TASK GOAL: Please copy the data below exactly; none of the pictures in it belong in the copy.

Website and app data records:
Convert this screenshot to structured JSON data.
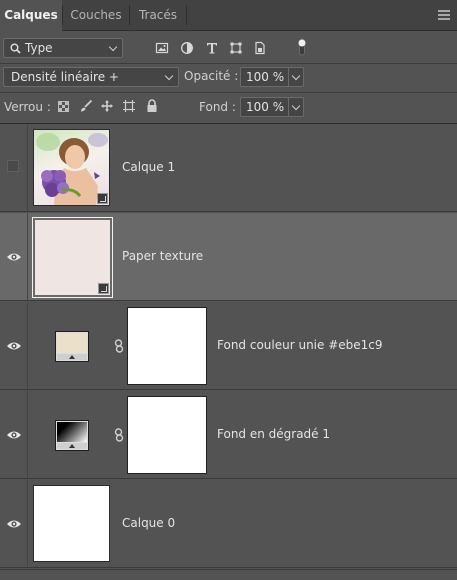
{
  "tabs": [
    {
      "label": "Calques",
      "active": true
    },
    {
      "label": "Couches",
      "active": false
    },
    {
      "label": "Tracés",
      "active": false
    }
  ],
  "filter": {
    "kind_value": "Type",
    "icons": [
      "image-filter-icon",
      "adjustment-filter-icon",
      "type-filter-icon",
      "shape-filter-icon",
      "smart-object-filter-icon"
    ]
  },
  "blend": {
    "mode": "Densité linéaire +",
    "opacity_label": "Opacité :",
    "opacity_value": "100 %"
  },
  "lock": {
    "label": "Verrou :",
    "icons": [
      "lock-transparent-pixels-icon",
      "lock-image-pixels-icon",
      "lock-position-icon",
      "lock-artboard-icon",
      "lock-all-icon"
    ],
    "fill_label": "Fond :",
    "fill_value": "100 %"
  },
  "layers": [
    {
      "name": "Calque 1",
      "visible": false,
      "selected": false,
      "type": "smart-object"
    },
    {
      "name": "Paper texture",
      "visible": true,
      "selected": true,
      "type": "smart-object",
      "color": "#efe6e3"
    },
    {
      "name": "Fond couleur unie #ebe1c9",
      "visible": true,
      "selected": false,
      "type": "solid-fill",
      "color": "#ebe1c9"
    },
    {
      "name": "Fond en dégradé 1",
      "visible": true,
      "selected": false,
      "type": "gradient-fill"
    },
    {
      "name": "Calque 0",
      "visible": true,
      "selected": false,
      "type": "pixel",
      "color": "#ffffff"
    }
  ],
  "colors": {
    "panel_bg": "#535353",
    "selected_row": "#696969",
    "tabbar_bg": "#424242"
  }
}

SOLUTION TO THIS PROBLEM:
Convert this screenshot to structured JSON data.
{
  "tabs": [
    {
      "label": "Calques",
      "active": true
    },
    {
      "label": "Couches",
      "active": false
    },
    {
      "label": "Tracés",
      "active": false
    }
  ],
  "filter": {
    "kind_value": "Type",
    "icons": [
      "image-filter-icon",
      "adjustment-filter-icon",
      "type-filter-icon",
      "shape-filter-icon",
      "smart-object-filter-icon"
    ]
  },
  "blend": {
    "mode": "Densité linéaire +",
    "opacity_label": "Opacité :",
    "opacity_value": "100 %"
  },
  "lock": {
    "label": "Verrou :",
    "icons": [
      "lock-transparent-pixels-icon",
      "lock-image-pixels-icon",
      "lock-position-icon",
      "lock-artboard-icon",
      "lock-all-icon"
    ],
    "fill_label": "Fond :",
    "fill_value": "100 %"
  },
  "layers": [
    {
      "name": "Calque 1",
      "visible": false,
      "selected": false,
      "type": "smart-object"
    },
    {
      "name": "Paper texture",
      "visible": true,
      "selected": true,
      "type": "smart-object",
      "color": "#efe6e3"
    },
    {
      "name": "Fond couleur unie #ebe1c9",
      "visible": true,
      "selected": false,
      "type": "solid-fill",
      "color": "#ebe1c9"
    },
    {
      "name": "Fond en dégradé 1",
      "visible": true,
      "selected": false,
      "type": "gradient-fill"
    },
    {
      "name": "Calque 0",
      "visible": true,
      "selected": false,
      "type": "pixel",
      "color": "#ffffff"
    }
  ],
  "colors": {
    "panel_bg": "#535353",
    "selected_row": "#696969",
    "tabbar_bg": "#424242"
  }
}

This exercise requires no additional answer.